*Exercise*
Beginning with the line that holds "Read all visible", write out each line exactly as it stands until the end of the data, and include no pictures.
Top of Extracted data
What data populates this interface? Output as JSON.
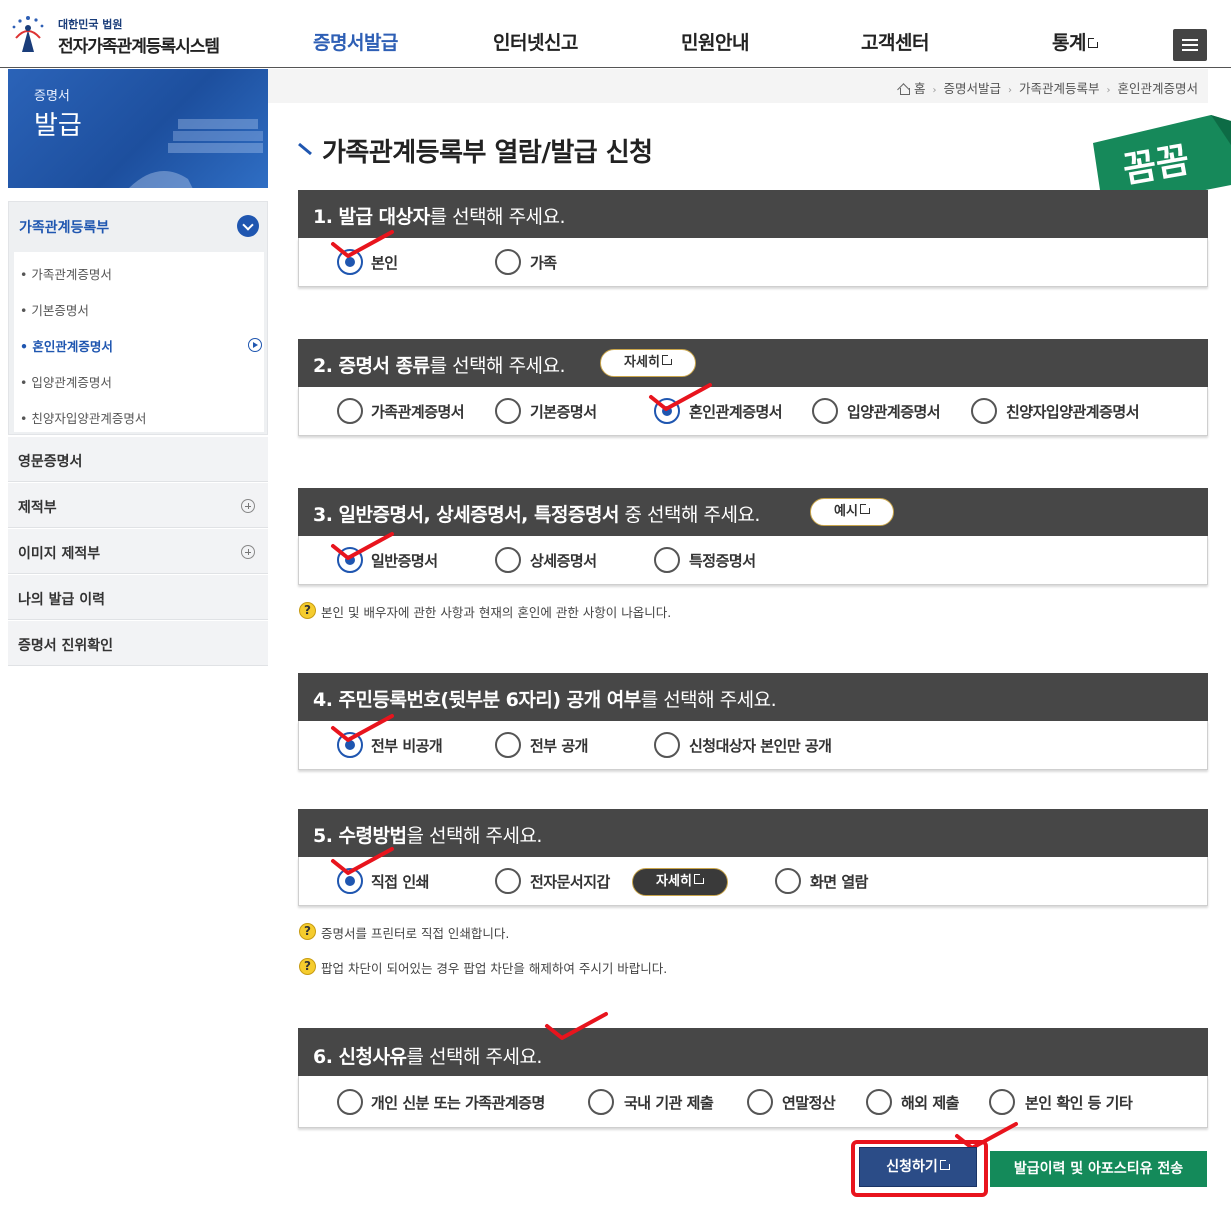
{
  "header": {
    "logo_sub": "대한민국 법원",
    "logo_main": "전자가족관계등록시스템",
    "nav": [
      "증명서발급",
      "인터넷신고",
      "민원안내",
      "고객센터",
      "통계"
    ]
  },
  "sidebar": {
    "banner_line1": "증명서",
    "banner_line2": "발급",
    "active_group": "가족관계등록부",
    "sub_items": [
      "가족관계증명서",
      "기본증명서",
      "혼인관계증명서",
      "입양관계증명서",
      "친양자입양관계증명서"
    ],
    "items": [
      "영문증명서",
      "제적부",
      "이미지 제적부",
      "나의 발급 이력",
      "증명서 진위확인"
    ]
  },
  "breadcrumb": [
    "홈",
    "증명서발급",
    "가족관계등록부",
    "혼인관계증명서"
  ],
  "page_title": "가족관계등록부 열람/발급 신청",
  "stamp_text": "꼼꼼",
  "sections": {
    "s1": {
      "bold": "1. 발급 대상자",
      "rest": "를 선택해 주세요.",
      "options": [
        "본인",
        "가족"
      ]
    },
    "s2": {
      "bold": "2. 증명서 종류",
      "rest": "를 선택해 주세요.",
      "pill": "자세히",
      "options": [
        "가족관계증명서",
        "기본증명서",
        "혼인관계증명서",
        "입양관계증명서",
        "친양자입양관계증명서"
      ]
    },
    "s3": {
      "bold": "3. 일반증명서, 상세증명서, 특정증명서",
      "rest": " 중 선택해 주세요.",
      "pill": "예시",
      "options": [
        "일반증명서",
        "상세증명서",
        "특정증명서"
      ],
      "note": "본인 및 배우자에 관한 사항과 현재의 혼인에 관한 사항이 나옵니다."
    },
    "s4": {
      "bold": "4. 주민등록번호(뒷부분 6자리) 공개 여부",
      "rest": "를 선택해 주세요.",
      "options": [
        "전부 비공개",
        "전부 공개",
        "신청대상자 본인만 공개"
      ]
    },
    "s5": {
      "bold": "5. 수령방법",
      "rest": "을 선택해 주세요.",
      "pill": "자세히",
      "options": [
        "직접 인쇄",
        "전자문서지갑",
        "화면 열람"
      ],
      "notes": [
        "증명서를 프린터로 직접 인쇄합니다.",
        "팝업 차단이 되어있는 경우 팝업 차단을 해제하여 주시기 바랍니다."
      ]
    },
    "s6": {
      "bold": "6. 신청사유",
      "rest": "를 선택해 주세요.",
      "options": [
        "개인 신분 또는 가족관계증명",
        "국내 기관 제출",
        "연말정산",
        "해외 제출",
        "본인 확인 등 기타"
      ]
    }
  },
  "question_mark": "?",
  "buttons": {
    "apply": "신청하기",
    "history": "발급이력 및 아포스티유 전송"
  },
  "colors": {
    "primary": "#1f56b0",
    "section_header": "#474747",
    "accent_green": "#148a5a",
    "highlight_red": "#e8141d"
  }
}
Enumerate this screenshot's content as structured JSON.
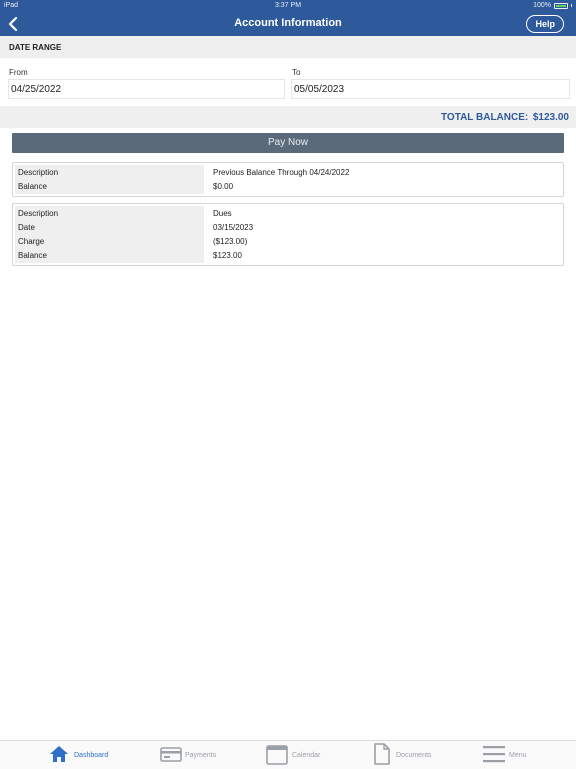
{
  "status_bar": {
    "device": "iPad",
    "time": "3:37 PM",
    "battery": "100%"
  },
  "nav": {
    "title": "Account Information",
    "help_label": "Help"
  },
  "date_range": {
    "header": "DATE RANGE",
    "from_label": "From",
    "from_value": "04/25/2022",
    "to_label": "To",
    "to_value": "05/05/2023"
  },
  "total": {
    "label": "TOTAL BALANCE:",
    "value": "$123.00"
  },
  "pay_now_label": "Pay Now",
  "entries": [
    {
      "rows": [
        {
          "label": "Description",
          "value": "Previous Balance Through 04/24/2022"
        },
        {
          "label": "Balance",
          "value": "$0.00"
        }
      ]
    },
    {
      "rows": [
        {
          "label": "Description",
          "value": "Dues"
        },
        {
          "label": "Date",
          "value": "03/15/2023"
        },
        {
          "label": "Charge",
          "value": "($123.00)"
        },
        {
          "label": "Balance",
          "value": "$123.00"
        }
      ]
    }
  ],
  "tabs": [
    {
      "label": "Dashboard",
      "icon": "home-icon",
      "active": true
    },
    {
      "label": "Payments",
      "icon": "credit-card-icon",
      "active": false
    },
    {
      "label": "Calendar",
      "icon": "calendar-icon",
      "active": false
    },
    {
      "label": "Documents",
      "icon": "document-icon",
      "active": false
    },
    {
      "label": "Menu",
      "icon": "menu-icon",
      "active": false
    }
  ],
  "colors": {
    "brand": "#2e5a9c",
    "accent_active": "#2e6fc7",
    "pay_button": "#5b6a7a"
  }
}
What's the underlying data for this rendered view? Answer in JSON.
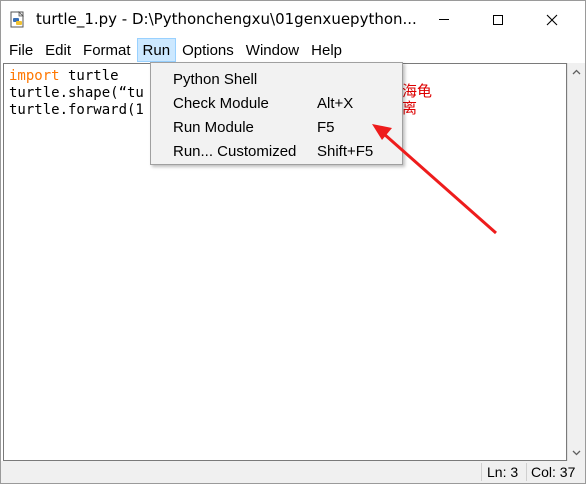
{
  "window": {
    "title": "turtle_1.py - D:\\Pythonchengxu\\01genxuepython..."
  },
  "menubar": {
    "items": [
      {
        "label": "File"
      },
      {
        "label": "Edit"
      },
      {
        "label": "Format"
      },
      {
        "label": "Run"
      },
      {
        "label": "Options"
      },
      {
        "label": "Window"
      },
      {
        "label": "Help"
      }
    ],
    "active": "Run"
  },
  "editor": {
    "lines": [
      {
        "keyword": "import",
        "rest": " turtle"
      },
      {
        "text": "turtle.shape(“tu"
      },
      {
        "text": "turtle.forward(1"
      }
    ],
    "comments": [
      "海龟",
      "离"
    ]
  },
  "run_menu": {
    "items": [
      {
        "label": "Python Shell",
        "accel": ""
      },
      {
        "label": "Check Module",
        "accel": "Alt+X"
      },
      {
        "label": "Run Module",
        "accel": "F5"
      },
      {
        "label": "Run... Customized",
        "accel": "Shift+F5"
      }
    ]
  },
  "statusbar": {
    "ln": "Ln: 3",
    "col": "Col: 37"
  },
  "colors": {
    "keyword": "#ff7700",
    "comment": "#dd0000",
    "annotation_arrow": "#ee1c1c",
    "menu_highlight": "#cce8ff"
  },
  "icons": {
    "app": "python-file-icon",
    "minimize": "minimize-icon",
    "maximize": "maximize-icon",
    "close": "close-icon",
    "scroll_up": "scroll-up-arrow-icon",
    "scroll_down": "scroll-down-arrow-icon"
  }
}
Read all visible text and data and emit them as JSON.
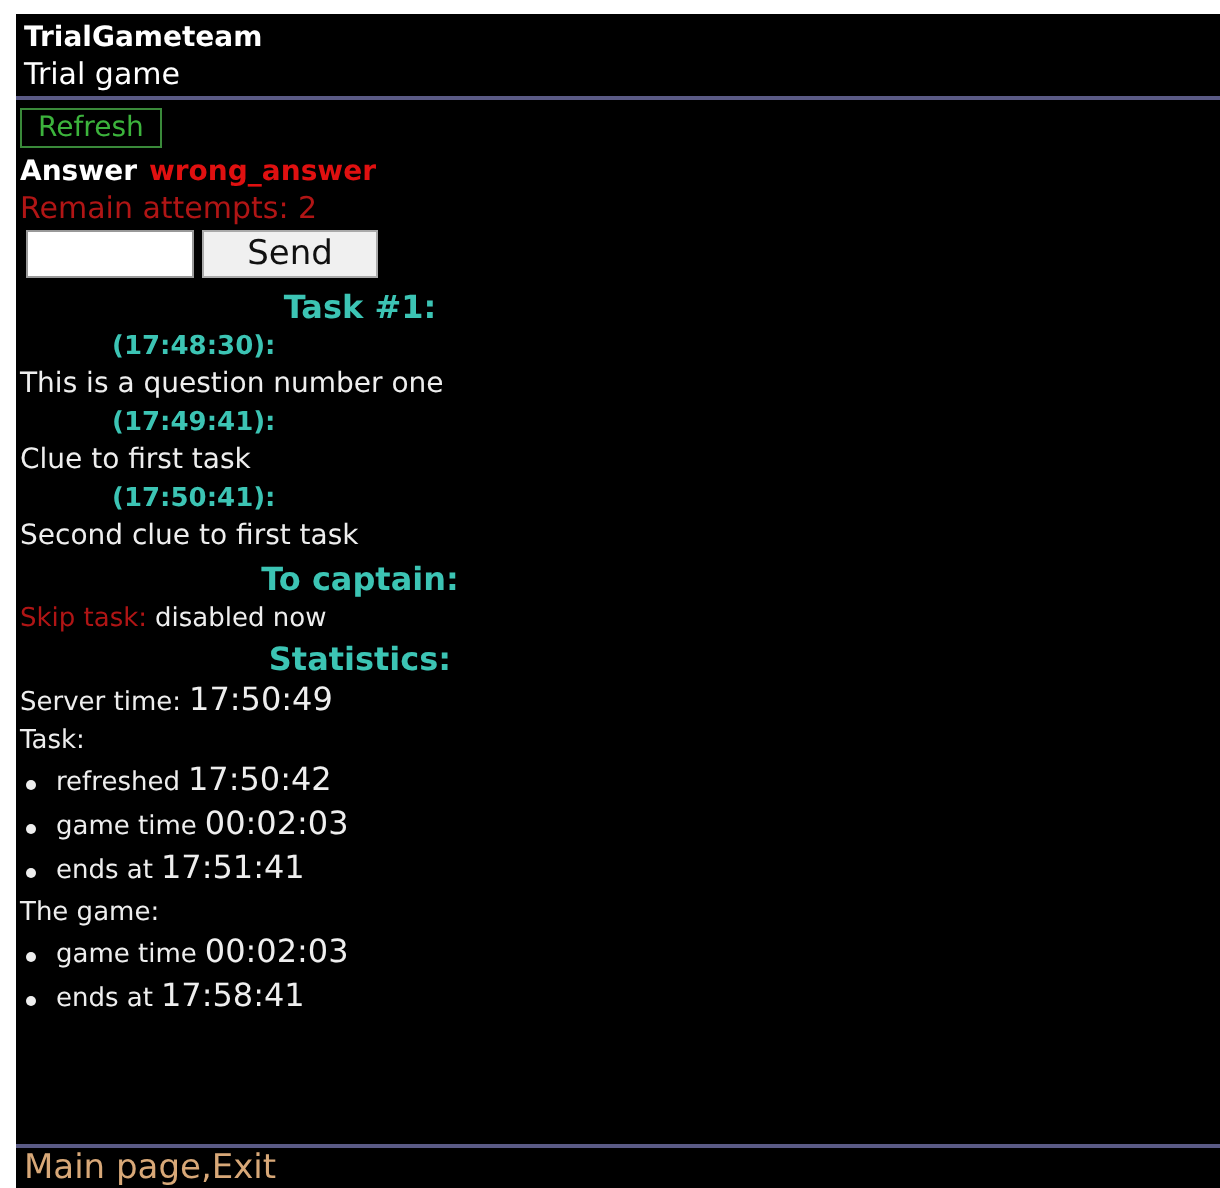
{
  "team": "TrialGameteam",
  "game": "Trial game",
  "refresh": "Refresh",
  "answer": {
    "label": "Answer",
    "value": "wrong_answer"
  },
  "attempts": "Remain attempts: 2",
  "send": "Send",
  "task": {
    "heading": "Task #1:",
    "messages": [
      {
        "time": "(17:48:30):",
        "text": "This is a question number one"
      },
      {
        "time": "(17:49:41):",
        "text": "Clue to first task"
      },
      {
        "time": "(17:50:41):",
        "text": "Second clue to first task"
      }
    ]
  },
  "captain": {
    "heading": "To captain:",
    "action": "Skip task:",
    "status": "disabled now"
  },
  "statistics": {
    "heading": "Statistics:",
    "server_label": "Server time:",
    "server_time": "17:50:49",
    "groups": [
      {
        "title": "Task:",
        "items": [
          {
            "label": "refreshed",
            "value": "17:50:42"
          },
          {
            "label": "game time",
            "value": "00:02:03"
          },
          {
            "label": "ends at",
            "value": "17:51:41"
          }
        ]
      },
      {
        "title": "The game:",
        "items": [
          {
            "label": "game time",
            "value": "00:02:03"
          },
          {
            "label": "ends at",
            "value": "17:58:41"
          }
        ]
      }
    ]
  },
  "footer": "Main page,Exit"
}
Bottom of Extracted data
*Your solution*
Read all visible text and data and emit them as JSON.
{
  "team": "TrialGameteam",
  "game": "Trial game",
  "refresh": "Refresh",
  "answer": {
    "label": "Answer",
    "value": "wrong_answer"
  },
  "attempts": "Remain attempts: 2",
  "send": "Send",
  "task": {
    "heading": "Task #1:",
    "messages": [
      {
        "time": "(17:48:30):",
        "text": "This is a question number one"
      },
      {
        "time": "(17:49:41):",
        "text": "Clue to first task"
      },
      {
        "time": "(17:50:41):",
        "text": "Second clue to first task"
      }
    ]
  },
  "captain": {
    "heading": "To captain:",
    "action": "Skip task:",
    "status": "disabled now"
  },
  "statistics": {
    "heading": "Statistics:",
    "server_label": "Server time:",
    "server_time": "17:50:49",
    "groups": [
      {
        "title": "Task:",
        "items": [
          {
            "label": "refreshed",
            "value": "17:50:42"
          },
          {
            "label": "game time",
            "value": "00:02:03"
          },
          {
            "label": "ends at",
            "value": "17:51:41"
          }
        ]
      },
      {
        "title": "The game:",
        "items": [
          {
            "label": "game time",
            "value": "00:02:03"
          },
          {
            "label": "ends at",
            "value": "17:58:41"
          }
        ]
      }
    ]
  },
  "footer": "Main page,Exit"
}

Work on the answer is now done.